→ **Data to use**
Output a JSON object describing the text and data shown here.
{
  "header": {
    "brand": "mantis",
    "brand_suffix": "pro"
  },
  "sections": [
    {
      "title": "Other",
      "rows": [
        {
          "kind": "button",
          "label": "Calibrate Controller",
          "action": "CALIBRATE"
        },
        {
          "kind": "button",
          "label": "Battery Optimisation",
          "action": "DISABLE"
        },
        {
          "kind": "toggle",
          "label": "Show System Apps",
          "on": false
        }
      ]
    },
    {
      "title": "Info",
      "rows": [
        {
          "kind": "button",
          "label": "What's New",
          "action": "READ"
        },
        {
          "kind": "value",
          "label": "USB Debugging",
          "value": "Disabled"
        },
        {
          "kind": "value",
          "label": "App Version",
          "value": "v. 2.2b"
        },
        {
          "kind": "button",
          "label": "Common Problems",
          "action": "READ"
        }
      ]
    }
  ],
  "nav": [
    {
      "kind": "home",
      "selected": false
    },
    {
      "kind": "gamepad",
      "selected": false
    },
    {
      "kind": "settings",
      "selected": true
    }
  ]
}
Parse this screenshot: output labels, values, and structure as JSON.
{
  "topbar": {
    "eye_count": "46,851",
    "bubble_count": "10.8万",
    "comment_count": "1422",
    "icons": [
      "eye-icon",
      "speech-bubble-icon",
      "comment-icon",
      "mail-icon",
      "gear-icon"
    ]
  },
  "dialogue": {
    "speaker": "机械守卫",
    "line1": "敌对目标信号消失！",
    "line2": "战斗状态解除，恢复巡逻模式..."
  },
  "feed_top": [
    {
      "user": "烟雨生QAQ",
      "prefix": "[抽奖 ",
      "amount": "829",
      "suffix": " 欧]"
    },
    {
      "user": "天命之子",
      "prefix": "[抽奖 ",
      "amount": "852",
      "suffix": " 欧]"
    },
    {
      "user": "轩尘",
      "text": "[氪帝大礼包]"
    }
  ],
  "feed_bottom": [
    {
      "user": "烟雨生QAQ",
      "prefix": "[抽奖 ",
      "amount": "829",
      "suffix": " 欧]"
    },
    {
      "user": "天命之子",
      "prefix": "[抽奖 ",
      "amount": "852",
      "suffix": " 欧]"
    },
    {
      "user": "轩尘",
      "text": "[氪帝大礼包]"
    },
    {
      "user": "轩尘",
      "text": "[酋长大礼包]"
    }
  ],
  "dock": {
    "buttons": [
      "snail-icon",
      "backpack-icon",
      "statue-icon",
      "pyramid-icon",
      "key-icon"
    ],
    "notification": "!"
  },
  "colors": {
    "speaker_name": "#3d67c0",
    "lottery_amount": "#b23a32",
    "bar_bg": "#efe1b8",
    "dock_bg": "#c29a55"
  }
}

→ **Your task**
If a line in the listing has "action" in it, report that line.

→ **Output**
          "action": "CALIBRATE"
          "action": "DISABLE"
          "action": "READ"
          "action": "READ"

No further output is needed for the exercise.